SUPPLIED MATERIAL:
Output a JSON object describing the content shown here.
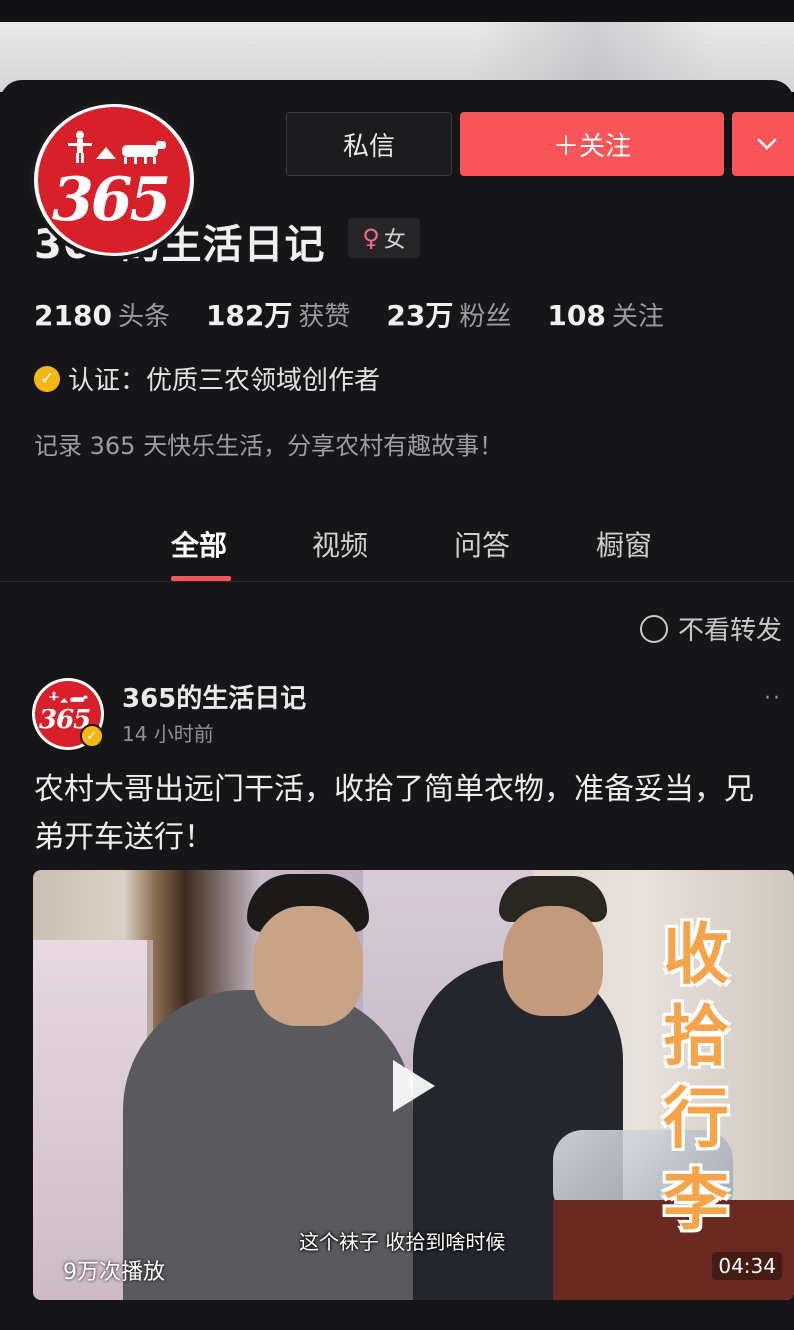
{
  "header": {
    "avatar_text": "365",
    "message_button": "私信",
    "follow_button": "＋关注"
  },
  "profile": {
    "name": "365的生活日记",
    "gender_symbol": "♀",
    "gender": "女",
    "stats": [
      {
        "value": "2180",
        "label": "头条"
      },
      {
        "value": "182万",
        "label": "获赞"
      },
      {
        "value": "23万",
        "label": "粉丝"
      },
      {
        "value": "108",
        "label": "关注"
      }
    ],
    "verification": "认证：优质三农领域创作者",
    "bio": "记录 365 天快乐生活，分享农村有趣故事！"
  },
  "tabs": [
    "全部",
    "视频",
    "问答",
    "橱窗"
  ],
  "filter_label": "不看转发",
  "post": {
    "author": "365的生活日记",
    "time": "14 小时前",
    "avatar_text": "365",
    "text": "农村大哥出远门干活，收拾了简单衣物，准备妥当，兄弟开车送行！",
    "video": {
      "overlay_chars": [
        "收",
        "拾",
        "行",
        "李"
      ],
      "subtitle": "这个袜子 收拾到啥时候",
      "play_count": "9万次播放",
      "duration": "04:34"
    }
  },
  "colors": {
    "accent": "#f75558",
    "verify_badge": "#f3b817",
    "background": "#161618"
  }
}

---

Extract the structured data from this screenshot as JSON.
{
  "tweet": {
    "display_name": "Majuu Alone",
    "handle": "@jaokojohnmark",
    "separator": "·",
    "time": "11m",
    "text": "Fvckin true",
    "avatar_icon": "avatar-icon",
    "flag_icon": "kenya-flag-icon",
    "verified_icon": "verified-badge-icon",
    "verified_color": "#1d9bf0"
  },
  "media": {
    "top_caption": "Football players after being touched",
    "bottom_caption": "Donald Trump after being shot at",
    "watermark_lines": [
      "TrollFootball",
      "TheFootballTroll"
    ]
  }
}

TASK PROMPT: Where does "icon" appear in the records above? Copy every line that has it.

RESULT:
    "avatar_icon": "avatar-icon",
    "flag_icon": "kenya-flag-icon",
    "verified_icon": "verified-badge-icon",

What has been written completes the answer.